## Work task
In the entries below, how many lines include "checked"? Reply with the number and nothing more.
** Entries shown follows **
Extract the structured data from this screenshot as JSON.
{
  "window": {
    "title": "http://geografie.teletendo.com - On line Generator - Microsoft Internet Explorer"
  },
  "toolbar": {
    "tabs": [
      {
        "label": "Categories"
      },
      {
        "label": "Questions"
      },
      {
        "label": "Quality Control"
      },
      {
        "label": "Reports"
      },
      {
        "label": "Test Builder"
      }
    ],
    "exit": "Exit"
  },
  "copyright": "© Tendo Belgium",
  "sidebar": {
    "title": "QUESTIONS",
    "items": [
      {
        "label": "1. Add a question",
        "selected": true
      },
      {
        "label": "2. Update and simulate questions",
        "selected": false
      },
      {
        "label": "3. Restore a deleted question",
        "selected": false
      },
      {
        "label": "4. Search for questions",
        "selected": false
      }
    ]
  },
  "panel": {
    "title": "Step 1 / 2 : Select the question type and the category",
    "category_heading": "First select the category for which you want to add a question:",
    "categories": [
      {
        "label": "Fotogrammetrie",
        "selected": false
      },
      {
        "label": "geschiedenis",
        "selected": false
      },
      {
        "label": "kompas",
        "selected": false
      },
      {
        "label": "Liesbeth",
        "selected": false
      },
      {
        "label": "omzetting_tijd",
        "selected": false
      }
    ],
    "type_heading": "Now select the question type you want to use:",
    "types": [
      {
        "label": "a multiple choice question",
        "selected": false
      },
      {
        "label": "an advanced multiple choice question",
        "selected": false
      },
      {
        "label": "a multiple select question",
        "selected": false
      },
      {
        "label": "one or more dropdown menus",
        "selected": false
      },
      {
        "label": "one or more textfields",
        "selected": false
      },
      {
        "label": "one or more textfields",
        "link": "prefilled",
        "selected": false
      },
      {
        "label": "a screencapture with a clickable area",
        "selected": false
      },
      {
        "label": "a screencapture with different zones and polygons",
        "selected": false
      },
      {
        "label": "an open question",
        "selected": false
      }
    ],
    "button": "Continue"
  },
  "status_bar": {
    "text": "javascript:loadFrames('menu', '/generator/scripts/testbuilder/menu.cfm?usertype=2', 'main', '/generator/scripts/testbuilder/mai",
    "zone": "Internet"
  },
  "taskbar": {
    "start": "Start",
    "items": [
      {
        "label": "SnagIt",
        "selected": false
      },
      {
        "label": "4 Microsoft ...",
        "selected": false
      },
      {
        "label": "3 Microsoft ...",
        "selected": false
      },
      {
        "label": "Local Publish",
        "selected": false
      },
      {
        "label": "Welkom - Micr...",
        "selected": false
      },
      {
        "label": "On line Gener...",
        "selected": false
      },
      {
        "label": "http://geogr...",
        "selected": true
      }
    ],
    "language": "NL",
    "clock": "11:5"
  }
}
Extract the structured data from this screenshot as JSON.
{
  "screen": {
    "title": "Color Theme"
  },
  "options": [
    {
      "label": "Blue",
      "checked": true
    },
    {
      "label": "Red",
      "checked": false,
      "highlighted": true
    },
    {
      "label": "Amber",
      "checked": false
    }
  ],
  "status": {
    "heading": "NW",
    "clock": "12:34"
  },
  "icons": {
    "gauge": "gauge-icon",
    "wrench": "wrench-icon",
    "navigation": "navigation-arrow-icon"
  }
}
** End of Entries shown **
## Reply to the exercise
3